It was on this day in 1754 that the word “serendipity” was first coined. It’s defined by Merriam-Webster as “the faculty or phenomenon of finding valuable or agreeable things not sought for.” It was recently listed by a U.K. translation company as one of the English language’s 10 most difficult words to translate. Other words to make their list include plenipotentiary, gobbledegook, poppycock, whimsy, spam, and kitsch.
“Serendipity” was first used by parliament member and writer Horace Walpole in a letter that he wrote to an English friend who was spending time in Italy. In the letter to his friend written on this day in 1754, Walpole wrote that he came up with the word after a fairy tale he once read, called “The Three Princes of Serendip,” explaining, “as their Highnesses travelled, they were always making discoveries, by accidents and sagacity, of things which they were not in quest of.” The three princes of Serendip hail from modern-day Sri Lanka. “Serendip” is the Persian word for the island nation off the southern tip of India, Sri Lanka.
The invention of many wonderful things have been attributed to “serendipity,” including Kellogg’s Corn Flakes, Charles Goodyear’s vulcanization of rubber, inkjet printers, Silly Putty, the Slinky, and chocolate chip cookies.
Alexander Fleming discovered penicillin after he left for vacation without disinfecting some of his petri dishes filled with bacteria cultures; when he got back to his lab, he found that the penicillium mold had killed the bacteria.
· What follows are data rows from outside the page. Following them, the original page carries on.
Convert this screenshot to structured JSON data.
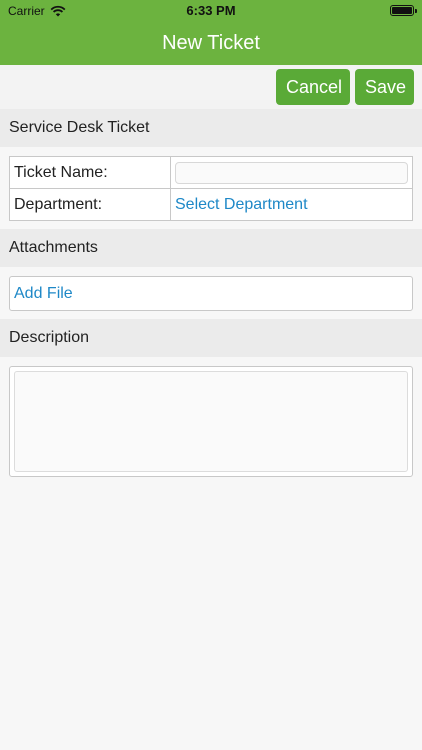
{
  "status_bar": {
    "carrier": "Carrier",
    "time": "6:33 PM"
  },
  "nav": {
    "title": "New Ticket"
  },
  "actions": {
    "cancel_label": "Cancel",
    "save_label": "Save"
  },
  "ticket_section": {
    "header": "Service Desk Ticket",
    "fields": {
      "name_label": "Ticket Name:",
      "name_value": "",
      "department_label": "Department:",
      "department_value": "Select Department"
    }
  },
  "attachments_section": {
    "header": "Attachments",
    "add_file_label": "Add File"
  },
  "description_section": {
    "header": "Description",
    "value": ""
  },
  "colors": {
    "accent": "#6cb33f",
    "button": "#5aaa37",
    "link": "#1e88c7"
  },
  "icons": {
    "wifi": "wifi-icon",
    "battery": "battery-icon"
  }
}
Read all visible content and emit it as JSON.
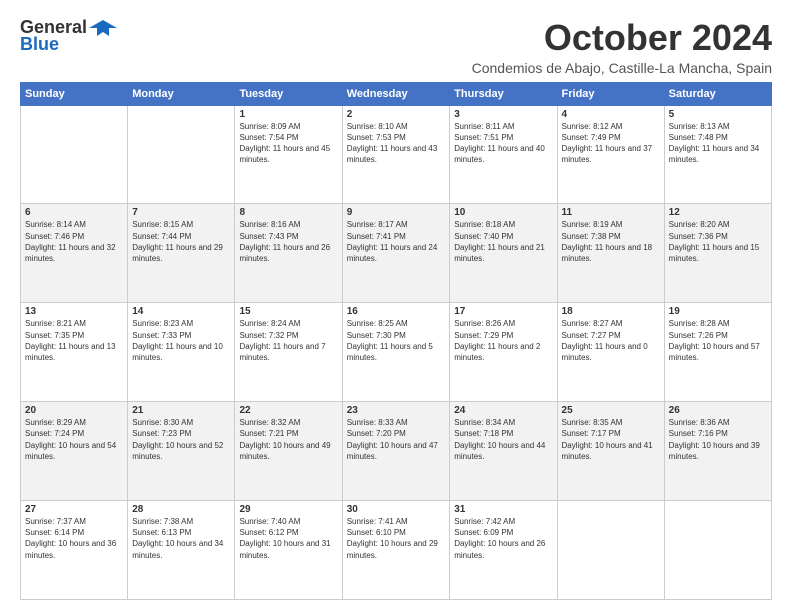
{
  "header": {
    "logo_line1": "General",
    "logo_line2": "Blue",
    "month_title": "October 2024",
    "location": "Condemios de Abajo, Castille-La Mancha, Spain"
  },
  "weekdays": [
    "Sunday",
    "Monday",
    "Tuesday",
    "Wednesday",
    "Thursday",
    "Friday",
    "Saturday"
  ],
  "weeks": [
    [
      {
        "day": "",
        "info": ""
      },
      {
        "day": "",
        "info": ""
      },
      {
        "day": "1",
        "info": "Sunrise: 8:09 AM\nSunset: 7:54 PM\nDaylight: 11 hours and 45 minutes."
      },
      {
        "day": "2",
        "info": "Sunrise: 8:10 AM\nSunset: 7:53 PM\nDaylight: 11 hours and 43 minutes."
      },
      {
        "day": "3",
        "info": "Sunrise: 8:11 AM\nSunset: 7:51 PM\nDaylight: 11 hours and 40 minutes."
      },
      {
        "day": "4",
        "info": "Sunrise: 8:12 AM\nSunset: 7:49 PM\nDaylight: 11 hours and 37 minutes."
      },
      {
        "day": "5",
        "info": "Sunrise: 8:13 AM\nSunset: 7:48 PM\nDaylight: 11 hours and 34 minutes."
      }
    ],
    [
      {
        "day": "6",
        "info": "Sunrise: 8:14 AM\nSunset: 7:46 PM\nDaylight: 11 hours and 32 minutes."
      },
      {
        "day": "7",
        "info": "Sunrise: 8:15 AM\nSunset: 7:44 PM\nDaylight: 11 hours and 29 minutes."
      },
      {
        "day": "8",
        "info": "Sunrise: 8:16 AM\nSunset: 7:43 PM\nDaylight: 11 hours and 26 minutes."
      },
      {
        "day": "9",
        "info": "Sunrise: 8:17 AM\nSunset: 7:41 PM\nDaylight: 11 hours and 24 minutes."
      },
      {
        "day": "10",
        "info": "Sunrise: 8:18 AM\nSunset: 7:40 PM\nDaylight: 11 hours and 21 minutes."
      },
      {
        "day": "11",
        "info": "Sunrise: 8:19 AM\nSunset: 7:38 PM\nDaylight: 11 hours and 18 minutes."
      },
      {
        "day": "12",
        "info": "Sunrise: 8:20 AM\nSunset: 7:36 PM\nDaylight: 11 hours and 15 minutes."
      }
    ],
    [
      {
        "day": "13",
        "info": "Sunrise: 8:21 AM\nSunset: 7:35 PM\nDaylight: 11 hours and 13 minutes."
      },
      {
        "day": "14",
        "info": "Sunrise: 8:23 AM\nSunset: 7:33 PM\nDaylight: 11 hours and 10 minutes."
      },
      {
        "day": "15",
        "info": "Sunrise: 8:24 AM\nSunset: 7:32 PM\nDaylight: 11 hours and 7 minutes."
      },
      {
        "day": "16",
        "info": "Sunrise: 8:25 AM\nSunset: 7:30 PM\nDaylight: 11 hours and 5 minutes."
      },
      {
        "day": "17",
        "info": "Sunrise: 8:26 AM\nSunset: 7:29 PM\nDaylight: 11 hours and 2 minutes."
      },
      {
        "day": "18",
        "info": "Sunrise: 8:27 AM\nSunset: 7:27 PM\nDaylight: 11 hours and 0 minutes."
      },
      {
        "day": "19",
        "info": "Sunrise: 8:28 AM\nSunset: 7:26 PM\nDaylight: 10 hours and 57 minutes."
      }
    ],
    [
      {
        "day": "20",
        "info": "Sunrise: 8:29 AM\nSunset: 7:24 PM\nDaylight: 10 hours and 54 minutes."
      },
      {
        "day": "21",
        "info": "Sunrise: 8:30 AM\nSunset: 7:23 PM\nDaylight: 10 hours and 52 minutes."
      },
      {
        "day": "22",
        "info": "Sunrise: 8:32 AM\nSunset: 7:21 PM\nDaylight: 10 hours and 49 minutes."
      },
      {
        "day": "23",
        "info": "Sunrise: 8:33 AM\nSunset: 7:20 PM\nDaylight: 10 hours and 47 minutes."
      },
      {
        "day": "24",
        "info": "Sunrise: 8:34 AM\nSunset: 7:18 PM\nDaylight: 10 hours and 44 minutes."
      },
      {
        "day": "25",
        "info": "Sunrise: 8:35 AM\nSunset: 7:17 PM\nDaylight: 10 hours and 41 minutes."
      },
      {
        "day": "26",
        "info": "Sunrise: 8:36 AM\nSunset: 7:16 PM\nDaylight: 10 hours and 39 minutes."
      }
    ],
    [
      {
        "day": "27",
        "info": "Sunrise: 7:37 AM\nSunset: 6:14 PM\nDaylight: 10 hours and 36 minutes."
      },
      {
        "day": "28",
        "info": "Sunrise: 7:38 AM\nSunset: 6:13 PM\nDaylight: 10 hours and 34 minutes."
      },
      {
        "day": "29",
        "info": "Sunrise: 7:40 AM\nSunset: 6:12 PM\nDaylight: 10 hours and 31 minutes."
      },
      {
        "day": "30",
        "info": "Sunrise: 7:41 AM\nSunset: 6:10 PM\nDaylight: 10 hours and 29 minutes."
      },
      {
        "day": "31",
        "info": "Sunrise: 7:42 AM\nSunset: 6:09 PM\nDaylight: 10 hours and 26 minutes."
      },
      {
        "day": "",
        "info": ""
      },
      {
        "day": "",
        "info": ""
      }
    ]
  ]
}
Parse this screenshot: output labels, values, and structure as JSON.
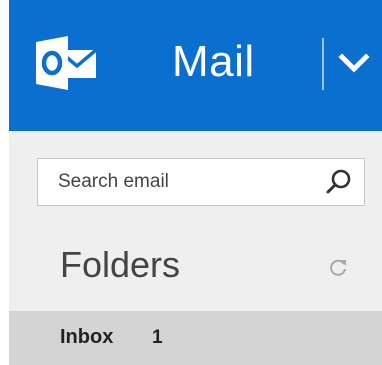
{
  "header": {
    "app_title": "Mail",
    "logo_icon": "outlook-logo-icon",
    "switch_icon": "chevron-down-icon",
    "background_color": "#0b6fcf"
  },
  "search": {
    "placeholder": "Search email",
    "value": "",
    "icon": "search-icon"
  },
  "folders": {
    "title": "Folders",
    "refresh_icon": "refresh-icon",
    "items": [
      {
        "label": "Inbox",
        "count": "1",
        "selected": true
      }
    ]
  }
}
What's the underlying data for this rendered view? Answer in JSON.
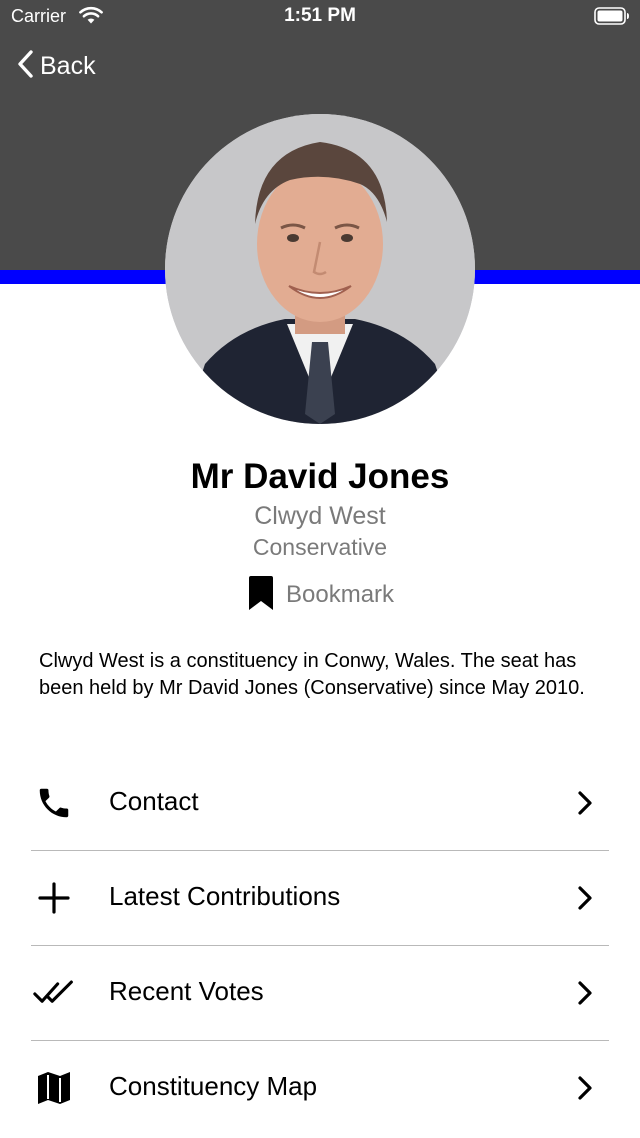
{
  "status_bar": {
    "carrier": "Carrier",
    "time": "1:51 PM"
  },
  "nav": {
    "back_label": "Back"
  },
  "theme": {
    "header_color": "#4a4a4a",
    "party_accent_color": "#0000ff"
  },
  "profile": {
    "name": "Mr David Jones",
    "constituency": "Clwyd West",
    "party": "Conservative",
    "bookmark_label": "Bookmark",
    "summary": "Clwyd West is a constituency in Conwy, Wales. The seat has been held by Mr David Jones (Conservative) since May 2010."
  },
  "menu": {
    "items": [
      {
        "label": "Contact",
        "icon": "phone-icon"
      },
      {
        "label": "Latest Contributions",
        "icon": "plus-icon"
      },
      {
        "label": "Recent Votes",
        "icon": "double-check-icon"
      },
      {
        "label": "Constituency Map",
        "icon": "map-icon"
      }
    ]
  }
}
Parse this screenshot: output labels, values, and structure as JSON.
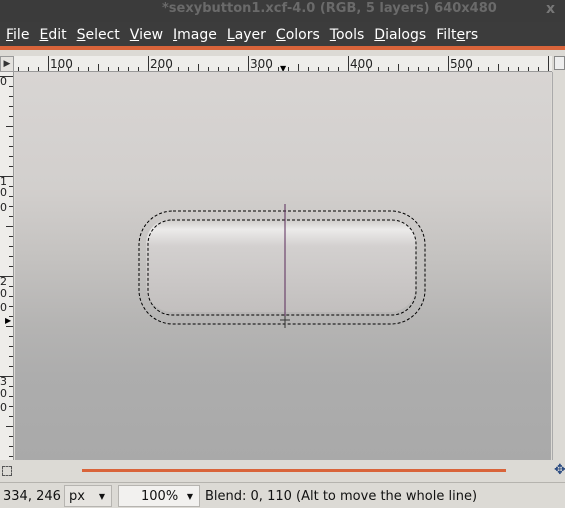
{
  "window": {
    "title": "*sexybutton1.xcf-4.0 (RGB, 5 layers) 640x480",
    "close_glyph": "x"
  },
  "menu": [
    {
      "u": "F",
      "rest": "ile"
    },
    {
      "u": "E",
      "rest": "dit"
    },
    {
      "u": "S",
      "rest": "elect"
    },
    {
      "u": "V",
      "rest": "iew"
    },
    {
      "u": "I",
      "rest": "mage"
    },
    {
      "u": "L",
      "rest": "ayer"
    },
    {
      "u": "C",
      "rest": "olors"
    },
    {
      "u": "T",
      "rest": "ools"
    },
    {
      "u": "D",
      "rest": "ialogs"
    },
    {
      "pre": "Filt",
      "u": "e",
      "rest": "rs"
    }
  ],
  "ruler": {
    "corner_glyph": "▶",
    "h_labels": [
      "100",
      "200",
      "300",
      "400",
      "500"
    ],
    "v_labels": [
      "0",
      "1",
      "0",
      "0",
      "2",
      "0",
      "0",
      "3",
      "0",
      "0"
    ]
  },
  "status": {
    "coords": "334, 246",
    "unit": "px",
    "zoom": "100%",
    "message": "Blend: 0, 110 (Alt to move the whole line)"
  },
  "colors": {
    "accent": "#d9643a",
    "titlebar": "#3b3b3b"
  },
  "icons": [
    "quick-mask-icon",
    "navigate-icon",
    "zoom-toggle-icon",
    "dropdown-arrow-icon"
  ]
}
Viagra had been developed to treat hypertension and angina pectoris; it didn’t do such a good job at these things, researchers found during the first phase of clinical trials, but it was good for something else.
The principles of radioactivity, X-rays, and infrared radiation were all found when researchers were looking for something else.
Julius Comroe said, “Serendipity is looking in a haystack for a needle and discovering a farmer’s daughter.”
Wiktionary lists serendipity’s antonyms as “Murphy’s law” and “perfect storm.”
It’s the birthday of Sue Hubbell (books by this author), born in Kalamazoo, Michigan (1935). She said: “No one expected much from little girls growing up in the 1930s in Kalamazoo, Michigan. Mine was a family of high-aspirers, but they gave up on me […] I was left pretty much alone. I look at today’s youngsters with their enrichment programs, after-school lessons and activities, busily building résumés so that they can get into Harvard and realize I was given a wonderful gift — a happy childhood of my own making. I climbed trees and sat in the tops of them for long, long periods of time. I made exquisite little villages under an old pinoak tree by the edge of a lake. I read a lot in a random sort of way. I wondered a lot because the things I was most interested in seldom were on teachers’ agenda. And so I asked a lot of questions. Asking questions wasn’t a good preparation for any respectable career.”
She became a journalist, a bookstore manager, and a librarian at Brown University, where her husband, Paul, taught. But they weren’t satisfied with their lives, and they quit their jobs and bought 99 acres in the Ozarks in southern Missouri and took up beekeeping. After 30 years of marriage, the couple divorced, and she found herself alone, middle-aged, living on a big farm, producing honey. And she started to write down her own story. She said: “I was writing for myself, and what I put on paper over the next couple of years was unlike anything I had written before. I traced the natural history of my hilltop from one springtime to the next, discovering by the second spring that I was in a new place and understanding the value of where I was. That book was A Country Year: Living the Questions (1986). Her other books include A Book of Bees (1998), Waiting for Aphrodite (1999), and From Here to There and Back Again (2004).
Hubbell passed away in Bar Habor, Maine, in October 2018 at the age of 83.